[Start of section]

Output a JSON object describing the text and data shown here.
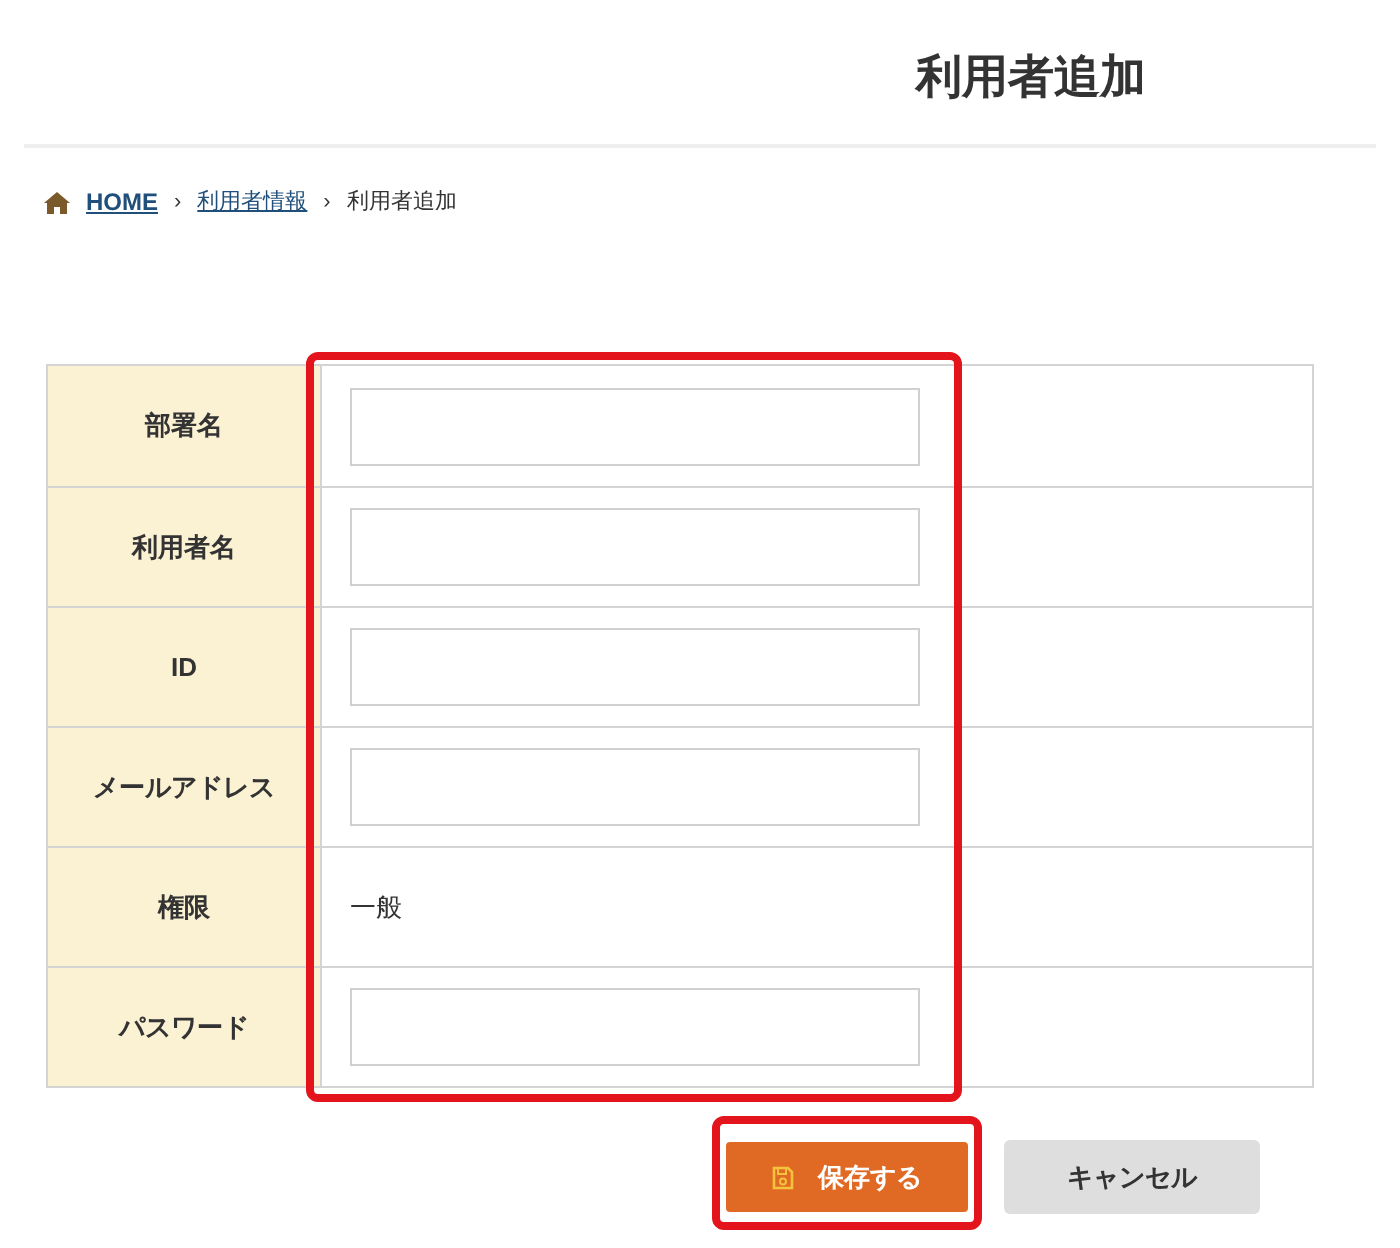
{
  "page_title": "利用者追加",
  "breadcrumb": [
    {
      "label": "HOME",
      "kind": "home"
    },
    {
      "label": "›",
      "kind": "separator"
    },
    {
      "label": "利用者情報",
      "kind": "link"
    },
    {
      "label": "›",
      "kind": "separator"
    },
    {
      "label": "利用者追加",
      "kind": "current"
    }
  ],
  "form_rows": [
    {
      "label": "部署名",
      "kind": "input"
    },
    {
      "label": "利用者名",
      "kind": "input"
    },
    {
      "label": "ID",
      "kind": "input"
    },
    {
      "label": "メールアドレス",
      "kind": "input"
    },
    {
      "label": "権限",
      "kind": "text",
      "value": "一般"
    },
    {
      "label": "パスワード",
      "kind": "input"
    }
  ],
  "buttons": [
    {
      "label": "保存する",
      "kind": "primary"
    },
    {
      "label": "キャンセル",
      "kind": "secondary"
    }
  ]
}
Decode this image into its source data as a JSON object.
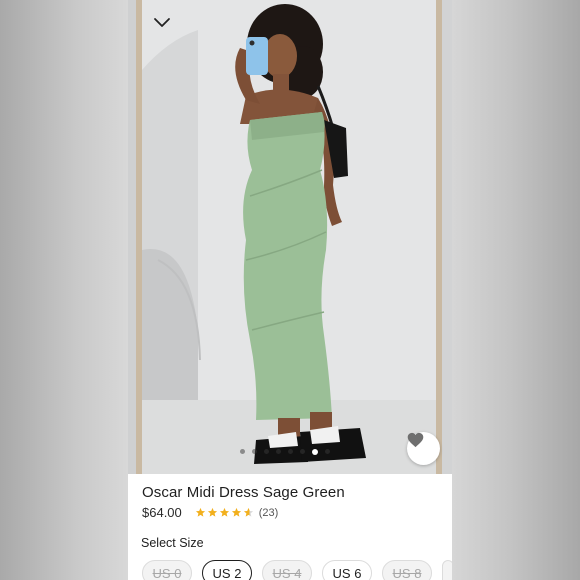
{
  "product": {
    "title": "Oscar Midi Dress Sage Green",
    "price": "$64.00",
    "rating": 4.6,
    "review_count": "(23)",
    "star_color": "#f2b01e"
  },
  "gallery": {
    "slide_count": 8,
    "active_slide": 7
  },
  "size_selector": {
    "label": "Select Size",
    "sizes": [
      {
        "label": "US 0",
        "state": "unavailable"
      },
      {
        "label": "US 2",
        "state": "selected"
      },
      {
        "label": "US 4",
        "state": "unavailable"
      },
      {
        "label": "US 6",
        "state": "available"
      },
      {
        "label": "US 8",
        "state": "unavailable"
      }
    ]
  },
  "icons": {
    "collapse": "chevron-down-icon",
    "favorite": "heart-icon"
  }
}
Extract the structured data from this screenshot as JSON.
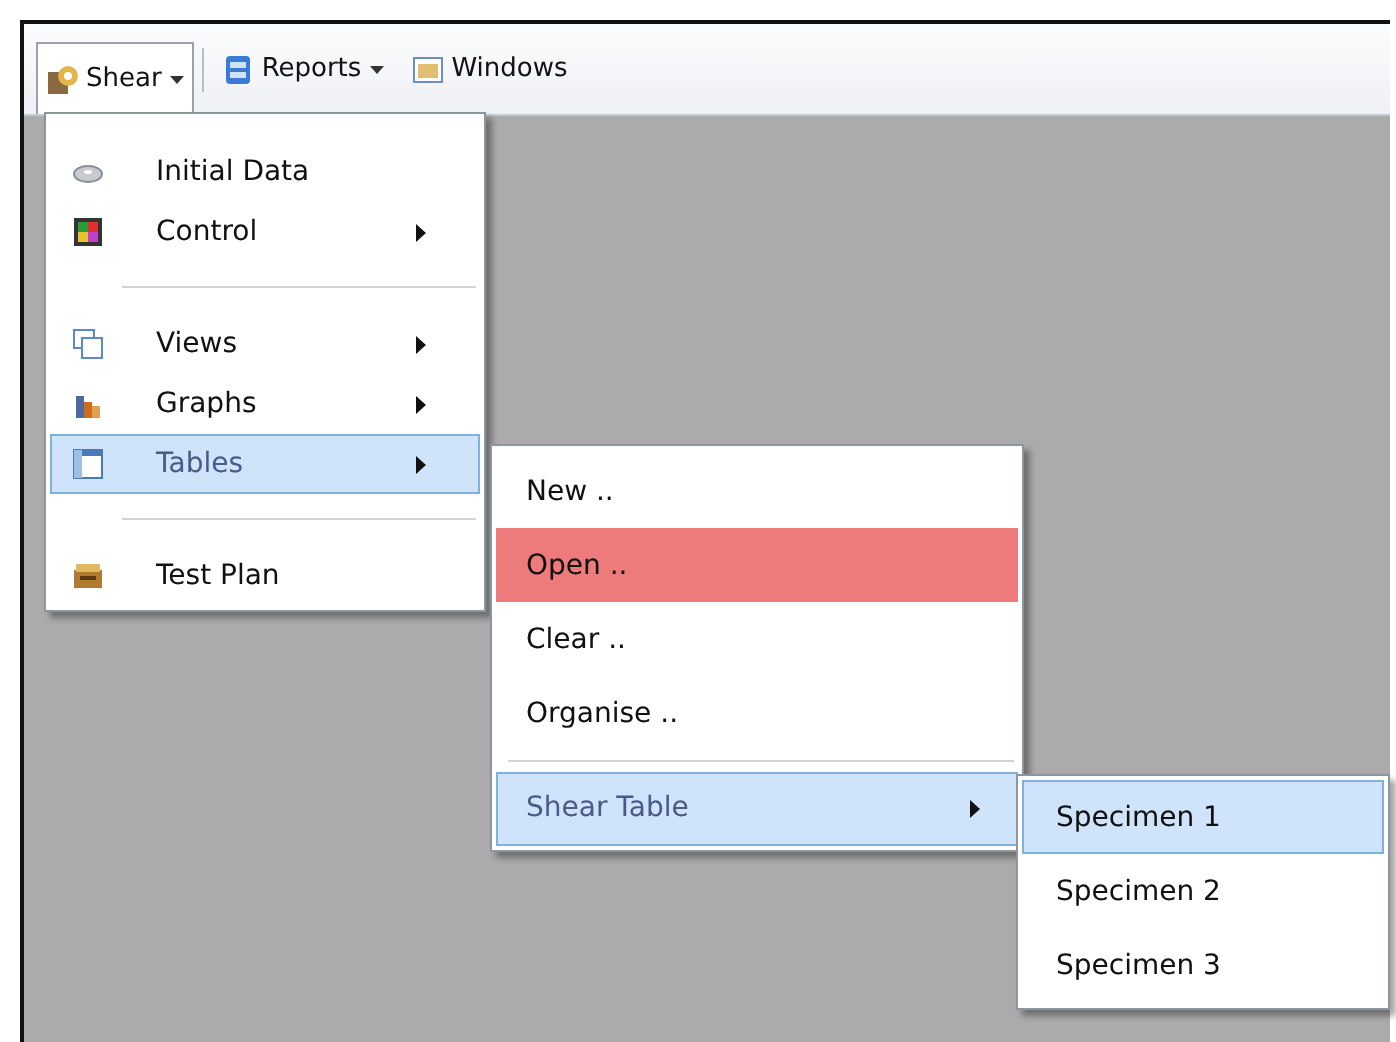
{
  "toolbar": [
    {
      "label": "Shear",
      "dropdown": true,
      "open": true
    },
    {
      "label": "Reports",
      "dropdown": true,
      "open": false
    },
    {
      "label": "Windows",
      "dropdown": false,
      "open": false
    }
  ],
  "menu": [
    {
      "kind": "item",
      "label": "Initial Data",
      "submenu": false,
      "selected": false
    },
    {
      "kind": "item",
      "label": "Control",
      "submenu": true,
      "selected": false
    },
    {
      "kind": "separator"
    },
    {
      "kind": "item",
      "label": "Views",
      "submenu": true,
      "selected": false
    },
    {
      "kind": "item",
      "label": "Graphs",
      "submenu": true,
      "selected": false
    },
    {
      "kind": "item",
      "label": "Tables",
      "submenu": true,
      "selected": true
    },
    {
      "kind": "separator"
    },
    {
      "kind": "item",
      "label": "Test Plan",
      "submenu": false,
      "selected": false
    }
  ],
  "tables_menu": [
    {
      "kind": "item",
      "label": "New ..",
      "submenu": false,
      "selected": false,
      "pressed": false
    },
    {
      "kind": "item",
      "label": "Open ..",
      "submenu": false,
      "selected": false,
      "pressed": true
    },
    {
      "kind": "item",
      "label": "Clear ..",
      "submenu": false,
      "selected": false,
      "pressed": false
    },
    {
      "kind": "item",
      "label": "Organise ..",
      "submenu": false,
      "selected": false,
      "pressed": false
    },
    {
      "kind": "separator"
    },
    {
      "kind": "item",
      "label": "Shear Table",
      "submenu": true,
      "selected": true,
      "pressed": false
    }
  ],
  "shear_table_menu": [
    {
      "kind": "item",
      "label": "Specimen 1",
      "submenu": false,
      "selected": true,
      "pressed": false
    },
    {
      "kind": "item",
      "label": "Specimen 2",
      "submenu": false,
      "selected": false,
      "pressed": false
    },
    {
      "kind": "item",
      "label": "Specimen 3",
      "submenu": false,
      "selected": false,
      "pressed": false
    }
  ]
}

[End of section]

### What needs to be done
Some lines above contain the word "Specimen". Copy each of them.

### Your solution
      "label": "Specimen 1",
      "label": "Specimen 2",
      "label": "Specimen 3",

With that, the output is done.